In other words, Vox is a satire of Trumpian America. One reviewer has called it a re-imagining of Margaret Atwood’s The Handmaid’s Tale, but to me it reads more like a re-working of Sinclair Lewis’ classic novel from 1935, It Can’t Happen Here. Like Lewis’ book, this one focusses on a family divided by the rise of a uniquely American kind of fascism. There are the children who are raised to be little monsters by the state, unrecognisable to their parents. And there is — thankfully — the Resistance. Dystopian fiction without a resistance of any kind, such as George Orwell’s 1984, can be unbearably painful to read.

Vox is an excellent book that deserves a wide readership.

Review: We’ll Always Have Casablanca: The Legend and Afterlife of Hollywood’s Most Beloved Film, by Noah Isenberg

Thursday, August 23rd, 2018

This is the story of Casablanca — where the story came from, how the film was made, and its “afterlife” right up until a Facebook post by Elizabeth Warren on a recent New Year’s Eve, where she described watching the film at home.  It’s comprehensive, full of detail, and yet a somehow unsatisfying account.  For example, while much is made of the fact that virtually the entire cast of the film consisted of European refugees, many of them Jewish, the film skips over the issue of anti-semitism completely.  This is mentioned by Noah Isenberg, but not discussed in any detail.  And the author’s attempt to be fair-minded means that he sometimes gives equal weight to conflicting views which cannot both be right.  For example, most of the second half of the book is about the incredible importance of Casablanca in modern culture, and how it has been passed down from generation to generation.  And right in the middle of this discussion, he tosses in a few sentences by someone who says the exact opposite — that audiences today don’t get references to the film, and have never seen it.  It left me wondering if the author had a view on this at all.  But those are minor complaints.  It’s a well-written book that tells a fascinating story, and had me digging through my old pile of DVDs so that like Senator Warren, I could spend a quiet evening at home once again watching the goings-on at Rick’s.

Review: The Boy on the Bridge

Monday, August 20th, 2018

M.R. Carey has done it again. The Girl With All the Gifts was a terrific example of post-apocalyptic zombie fiction and this book is (mostly) the prequel. The problem with prequels is that you know what is going to happen. But that’s not the case here, and despite obvious similarities to the previous book, this is an entirely original story set in the same imaginary world. While The Girl offered a relentlessly bleak view of that world, this book offers a ray of hope, which I appreciated. Carey is a terrific storyteller and this book gripped me from the first page.

Review: The Martian Girl, by Andrew Martin

Saturday, August 4th, 2018

To be clear, this is not a book about Martians, or even girls. The central character is a woman in her late thirties, Jean Beckett, a writer who lives in today’s London. She is writing a one-woman play — later it becomes a novel — about a young woman named Kate French who lived in London a century earlier, and performed on stage as “The Martian Girl”. There are clear parallels in the lives of the two women, particularly in the men who are central to those lives and who turn out to be (no spoilers here) real jerks.

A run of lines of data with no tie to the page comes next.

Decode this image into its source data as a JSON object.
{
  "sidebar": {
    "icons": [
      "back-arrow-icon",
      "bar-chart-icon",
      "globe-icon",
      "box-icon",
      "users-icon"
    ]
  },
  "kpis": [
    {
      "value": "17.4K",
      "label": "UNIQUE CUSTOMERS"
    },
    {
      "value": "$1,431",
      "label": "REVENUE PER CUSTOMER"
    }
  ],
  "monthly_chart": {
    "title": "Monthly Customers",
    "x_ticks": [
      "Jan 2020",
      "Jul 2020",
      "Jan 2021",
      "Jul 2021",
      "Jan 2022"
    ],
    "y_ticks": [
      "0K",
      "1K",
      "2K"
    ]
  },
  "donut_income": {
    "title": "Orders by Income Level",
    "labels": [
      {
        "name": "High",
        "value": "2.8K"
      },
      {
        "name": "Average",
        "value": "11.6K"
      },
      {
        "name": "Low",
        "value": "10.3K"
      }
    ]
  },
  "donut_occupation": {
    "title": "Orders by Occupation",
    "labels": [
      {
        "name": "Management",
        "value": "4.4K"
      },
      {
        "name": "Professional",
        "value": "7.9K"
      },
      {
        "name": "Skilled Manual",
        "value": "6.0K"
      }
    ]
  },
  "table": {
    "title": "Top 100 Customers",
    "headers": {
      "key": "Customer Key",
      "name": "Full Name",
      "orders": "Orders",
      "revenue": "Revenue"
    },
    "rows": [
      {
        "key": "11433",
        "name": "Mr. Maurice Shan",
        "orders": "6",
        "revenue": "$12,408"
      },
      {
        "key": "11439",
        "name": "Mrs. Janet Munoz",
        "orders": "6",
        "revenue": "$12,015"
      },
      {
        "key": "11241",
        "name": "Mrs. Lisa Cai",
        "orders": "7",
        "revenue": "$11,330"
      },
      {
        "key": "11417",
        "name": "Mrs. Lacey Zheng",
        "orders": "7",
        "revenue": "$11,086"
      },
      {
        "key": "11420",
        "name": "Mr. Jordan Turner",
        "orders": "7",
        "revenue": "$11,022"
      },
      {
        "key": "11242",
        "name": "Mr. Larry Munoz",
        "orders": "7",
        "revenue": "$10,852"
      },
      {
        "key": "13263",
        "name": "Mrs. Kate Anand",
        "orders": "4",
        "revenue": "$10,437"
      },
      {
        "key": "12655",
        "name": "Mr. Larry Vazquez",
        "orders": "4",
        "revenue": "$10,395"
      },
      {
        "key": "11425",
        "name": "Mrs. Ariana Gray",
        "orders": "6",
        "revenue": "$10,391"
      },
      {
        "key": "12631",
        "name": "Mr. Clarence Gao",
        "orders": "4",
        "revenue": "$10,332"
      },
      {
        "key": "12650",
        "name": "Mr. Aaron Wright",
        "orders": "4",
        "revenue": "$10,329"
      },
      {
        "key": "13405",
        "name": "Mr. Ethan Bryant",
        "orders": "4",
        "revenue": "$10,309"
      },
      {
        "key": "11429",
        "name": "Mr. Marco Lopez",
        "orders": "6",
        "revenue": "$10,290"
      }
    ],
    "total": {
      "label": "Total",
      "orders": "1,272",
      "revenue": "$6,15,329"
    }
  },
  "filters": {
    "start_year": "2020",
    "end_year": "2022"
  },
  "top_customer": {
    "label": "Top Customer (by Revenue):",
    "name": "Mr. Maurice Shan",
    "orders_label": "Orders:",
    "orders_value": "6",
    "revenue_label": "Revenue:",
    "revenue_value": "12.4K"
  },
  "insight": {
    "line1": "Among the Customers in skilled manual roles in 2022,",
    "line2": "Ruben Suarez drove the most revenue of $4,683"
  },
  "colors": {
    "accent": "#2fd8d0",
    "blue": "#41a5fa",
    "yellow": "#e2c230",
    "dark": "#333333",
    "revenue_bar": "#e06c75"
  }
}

This is a brilliant novel, with well-drawn characters, and an acute knowledge of London now and as it was at the end of the 19th century. It’s about writing, and research, and deception, and fear and love. Andrew Martin is an accomplished writer of historical mysteries, but this is the first of his that I’ve read. It will not be the last.

Review: Just one damned thing after another, by Jodi Taylor

Wednesday, August 1st, 2018

I love time travel stories.  And I love history.  This book had a lot of promise.  The main character, Max (who’s female), is witty and loveable.  The book is full of action.  There are lots of jokes about historians.  (Historians in this series carry blaster guns and pepper spray, and have been known to do battle with a T-Rex.)  But there are far too many characters to keep track of, and far too many of them die in combat.  I had difficulty telling them apart.  This book is the first of a rather long series, but I doubt I’ll continue with the others.